The Crew Dragon spacecraft that was lost was the same one that carried out Demo-1 flight. That test flight saw the vehicle safely travel to and from the International Space Station in an automated capacity.
“I’m hoping we can get this done relatively quickly, but it’s more important that we get it right,” Koenigsmann said. He went on to note that this was the “appropriate time” to publicly release information about April’s explosion.
SpaceX successfully completed the Demo-1 mission on March 8 of this year (2019). Afterward, the Hawthorne, California-based company wasted little time in forging ahead with their testing regime. The accident took place a little more than a month after the spacecraft had been plucked from the Atlantic.

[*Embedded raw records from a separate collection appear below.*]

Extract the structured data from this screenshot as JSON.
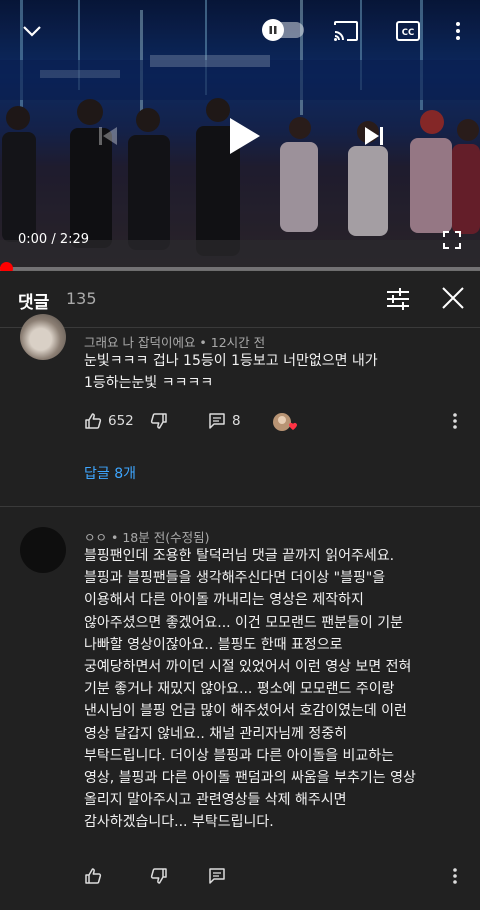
{
  "video": {
    "time_display": "0:00 / 2:29",
    "progress": 0.0,
    "accent_color": "#ff0000"
  },
  "comments_panel": {
    "title": "댓글",
    "count": "135"
  },
  "comments": [
    {
      "meta": "그래요 나 잡덕이에요 • 12시간 전",
      "text": "눈빛ㅋㅋㅋ 겁나 15등이 1등보고 너만없으면 내가\n1등하는눈빛 ㅋㅋㅋㅋ",
      "likes": "652",
      "reply_count": "8",
      "replies_link": "답글 8개"
    },
    {
      "meta": "ㅇㅇ • 18분 전(수정됨)",
      "text": "블핑팬인데 조용한 탈덕러님 댓글 끝까지 읽어주세요.\n블핑과 블핑팬들을 생각해주신다면 더이상 \"블핑\"을\n이용해서 다른 아이돌 까내리는 영상은 제작하지\n않아주셨으면 좋겠어요... 이건 모모랜드 팬분들이 기분\n나빠할 영상이잖아요.. 블핑도 한때 표정으로\n궁예당하면서 까이던 시절 있었어서 이런 영상 보면 전혀\n기분 좋거나 재밌지 않아요... 평소에 모모랜드 주이랑\n낸시님이 블핑 언급 많이 해주셨어서 호감이였는데 이런\n영상 달갑지 않네요.. 채널 관리자님께 정중히\n부탁드립니다. 더이상 블핑과 다른 아이돌을 비교하는\n영상, 블핑과 다른 아이돌 팬덤과의 싸움을 부추기는 영상\n올리지 말아주시고 관련영상들 삭제 해주시면\n감사하겠습니다... 부탁드립니다."
    }
  ],
  "icons": {
    "collapse": "chevron-down-icon",
    "autoplay": "autoplay-toggle-icon",
    "cast": "cast-icon",
    "captions": "captions-icon",
    "more": "more-vert-icon",
    "previous": "skip-previous-icon",
    "play": "play-icon",
    "next": "skip-next-icon",
    "fullscreen": "fullscreen-icon",
    "filter": "sort-filter-icon",
    "close": "close-icon",
    "like": "thumb-up-icon",
    "dislike": "thumb-down-icon",
    "reply": "comment-icon",
    "creator_heart": "creator-heart-icon"
  }
}
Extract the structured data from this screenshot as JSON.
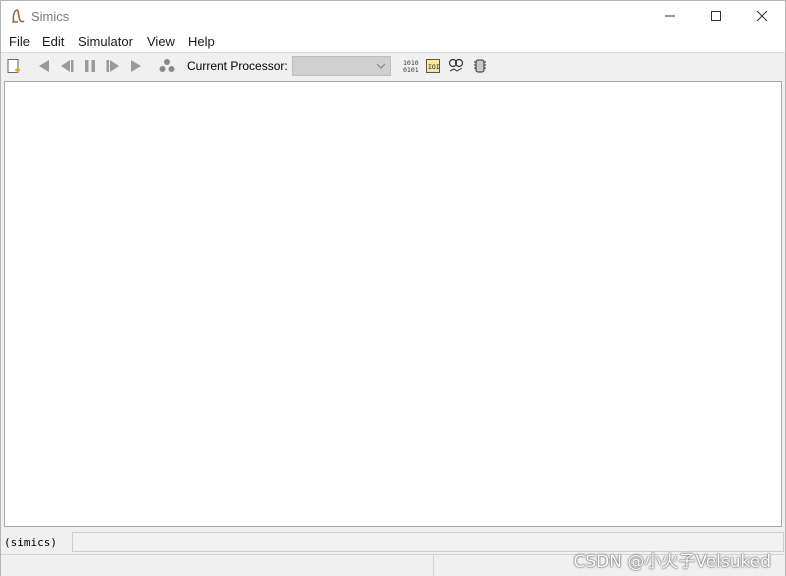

The Dracos on Crew Dragon are very similar to those currently used on the cargo variant of the vessel (one of which is scheduled for launch to the International Space Station on Sunday, July 21. Koenigsmann made sure to note that the problems encountered this past April had nothing to do with the SuperDracos or COPV (composite overwrapped pressure vessel – something linked to earlier SpaceX failures). He stated that the issue was entirely with the pressurization system.
While the explosion might have raised concerns that Demo-2 will not take place this year, Koenigsmann noted that other important testing regimen will be conducted “in parallel” with the investigation.
For those with experience with how companies and agencies describe events such as the April 20 mishap the words used are subdued, “anomaly” “overpressure event” and so on. Today was a stark contrast to PR-scrubbed statements. Koenigsmann, in no uncertain terms referred to the event as an explosion.
Jason Rhian spent several years honing his skills with internships at NASA, the National Space Society and other organizations. He has provided content for outlets such as: Aviation Week & Space Technology, Space.com, The Mars Society and Universe Today.